A major project to neutron transmutation dope semiconductor grade silicon single crystals continued for a successful sixth year. Approximately 12 metric tons of Si crystals were accurately irradiated in shielded, automated irradiation facilities at the MITR. This project is under the technical direction of Professor Otto K. Harling.
The NRL supports the affirmative action goals of the Massachusetts Institute of Technology. Of a staff of 36 there are currently five engineering and management positions held by minorities and women. The NRL participated in the USDOE's program for minority training in reactor operations, and one of our current senior reactor operators is a graduate of this program. Several women are currently in training to become licensed reactor operators.
MIT RESEARCH REACTOR
The MIT Reactor completed its 41st year of operation, its 25th since the 197475 shutdown for upgrading and overhaul. The reactor operated continuously (seven days per week) to support major experiments. On average, the MIT Reactor was operated 102 hours per week at its design power level of 5 MW. Energy output for the MITR-II, as the upgraded reactor is now called, totaled 452,500 megawatt-hours as of June 30, 1999. The MITR-I generated 250,445 MW in the sixteen years from 1958 to 1974.
To summarize briefly the reactor was well utilized during the year, although still more experiments and irradiations can be accommodated because of the number and versatility of the many experimental facilities. The number of specimen irradiations was 350. There were 35 irradiations in the medical room, most in support of the neutron capture therapy program for the treatment of brain cancer and subcutaneous melanoma. Theses and publications on research supported by the reactor are running at about 15 and 30 per year, respectively. A total of 1144 people toured the MIT Research Reactor from July 1, 1998 through June 30, 1999.

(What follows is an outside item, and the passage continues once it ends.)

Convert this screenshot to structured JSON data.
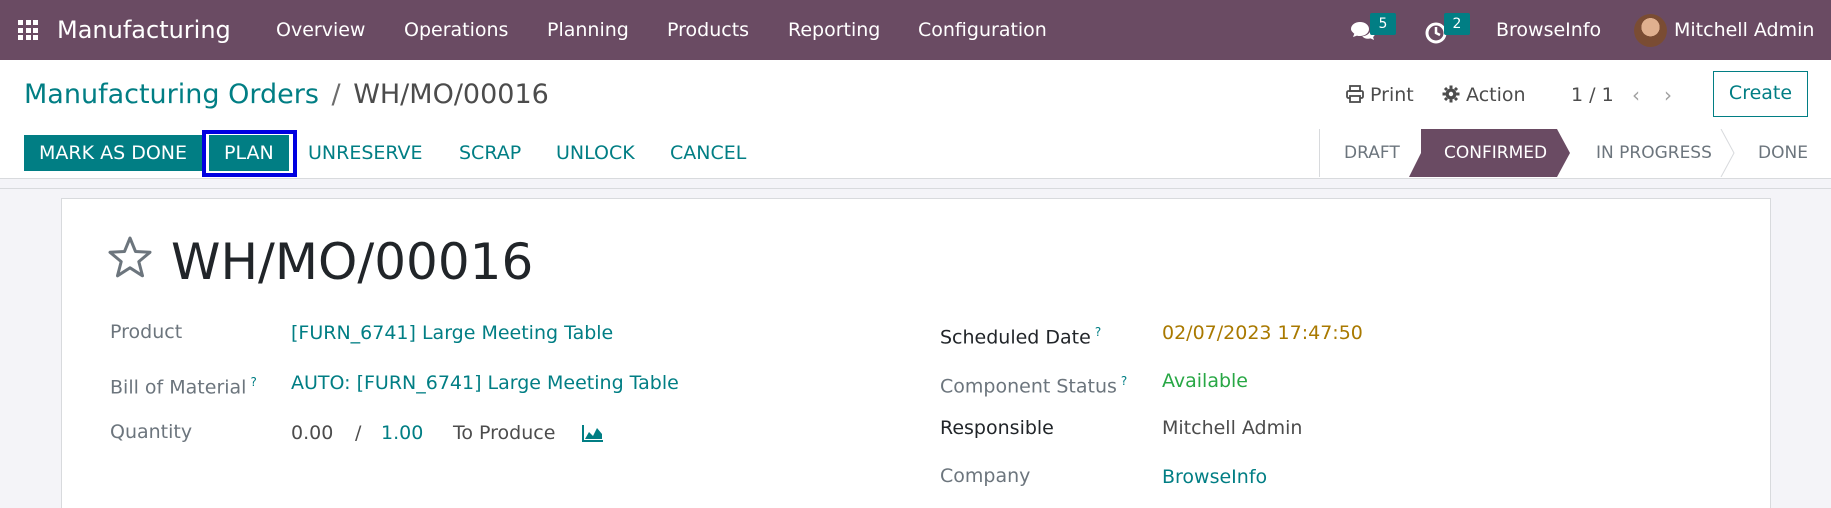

Other highlights for 1999 were that Dr. Bernard served as Chairman of the National Organization of Test, Research, and Training Reactors (TRTR) and the NRL hosted the annual meeting of that organization. Dr. Bernard continued to be active in the American Nuclear Society and was elected to that organization's Board of Directors. He also authored an article on light-water reactor control systems for the Encyclopedia of Electrical and Electronics Engineering, published by John Wiley and Sons, Inc.
John A. Bernard
MIT Reports to the President 1998-99